Scientists discovered that long-term use of ibuprofen — the most common painkiller worldwide — reduces testosterone tissue levels in young healthy men, affecting fertility, erections, muscle mass, libido, and mood. The painkiller’s extensive use over a period of more than two weeks is associated with a state of compensated hypogonadism.
What is Ibuprofen?
Ibuprofen is a nonsteroidal anti-inflammatory drug (NSAID) used to treat fever, pain, and inflammation. Even though the US National Institutes of Health warns buyers that this substance is linked to increased risks of heart attacks, strokes, gastric and intestinal ulcers and perforations, Ibuprofen is still available over the counter (OTC) worldwide.
Of course, it wouldn’t be such a tragedy if people would take ibuprofen only on doctor’s orders. But the availability of the drug and the innocent reputation it still has are alarming.
Bernard Jégou, co-author, and director of the Institute of Research in Environmental and Occupational Health in France first studied the interactions of common analgesics such as aspirin, paracetamol (Tylenol), and ibuprofen with pregnancy. He discovered that all three drugs affected the development of the fetus’s testes.
However, the effects of such medication on adult males were still unknown. So, to truly understand the matter, Jégou’s team thought of an extensive study.
In vivo, ex vivo and in vitro
The “In vivo” (inside the living body) experiment involved 31 healthy men between the ages of 18 and 35 who had their blood testosterone levels measured by the researchers.

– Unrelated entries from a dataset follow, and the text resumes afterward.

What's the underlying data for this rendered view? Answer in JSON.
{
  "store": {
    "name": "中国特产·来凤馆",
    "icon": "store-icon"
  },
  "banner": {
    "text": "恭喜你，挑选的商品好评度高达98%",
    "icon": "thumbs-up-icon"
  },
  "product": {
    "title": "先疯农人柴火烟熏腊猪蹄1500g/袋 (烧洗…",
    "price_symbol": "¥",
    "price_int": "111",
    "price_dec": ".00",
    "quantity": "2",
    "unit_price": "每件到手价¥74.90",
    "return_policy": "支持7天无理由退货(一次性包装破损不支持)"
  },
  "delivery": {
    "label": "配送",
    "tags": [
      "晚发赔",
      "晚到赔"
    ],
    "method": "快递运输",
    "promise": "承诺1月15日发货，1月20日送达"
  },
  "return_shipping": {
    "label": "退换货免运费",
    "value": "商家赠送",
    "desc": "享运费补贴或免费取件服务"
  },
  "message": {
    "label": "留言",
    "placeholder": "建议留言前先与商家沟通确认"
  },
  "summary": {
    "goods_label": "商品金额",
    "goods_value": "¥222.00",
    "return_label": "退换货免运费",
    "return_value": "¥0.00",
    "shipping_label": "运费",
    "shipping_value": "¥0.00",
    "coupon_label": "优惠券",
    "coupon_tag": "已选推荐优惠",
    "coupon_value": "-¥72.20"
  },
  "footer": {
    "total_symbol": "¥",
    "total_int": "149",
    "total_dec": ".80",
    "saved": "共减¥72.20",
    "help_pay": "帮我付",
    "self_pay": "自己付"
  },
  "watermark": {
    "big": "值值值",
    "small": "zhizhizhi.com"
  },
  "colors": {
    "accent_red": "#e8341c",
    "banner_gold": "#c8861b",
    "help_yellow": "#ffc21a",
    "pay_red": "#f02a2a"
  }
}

The volunteers were separated into two groups, 14 subjects receiving a 44-day ibuprofen treatment (600 mg, twice a day) and the other 17 participants being offered a placebo. When researchers measured testosterone blood levels, they found them unchanged.
What did change was the testosterone to LH (luteinizing hormone) and FSH (follicle-stimulating hormone) ratio. These two hormones are testosterone regulators. When the production of testosterone is low, the pituitary gland synthesizes more LH and FSH, thus signaling the Sertoli and Leydig cells in the testicle to produce more testosterone. This condition is known as compensatory hypogonadism and it usually affects older men and smokers.
Next was the “ex vivo” (outside the living body) component of the study. Doctors studied the effect of ibuprofen on testicular tissue samples received from donors. After exposing Leydig cells to ibuprofen for two days, researchers found that the drug disrupted male hormone synthesis. The “in vitro” (in the test tube) phase findings were consistent with the testicular tissue experiment.
“It is sure that these effects are reversible,” Jégou told CNN. “However, it’s unknown whether the health effects of long-term ibuprofen use are reversible” he added.,
At this moment, Ibuprofen is considered to be the broadest male endocrine-disturbing drug from all chemical classes. Physicians advise taking this medicine with caution, no longer than 10 days in a row.
Findings appeared in the journal Proceedings of the National Academy of Sciences.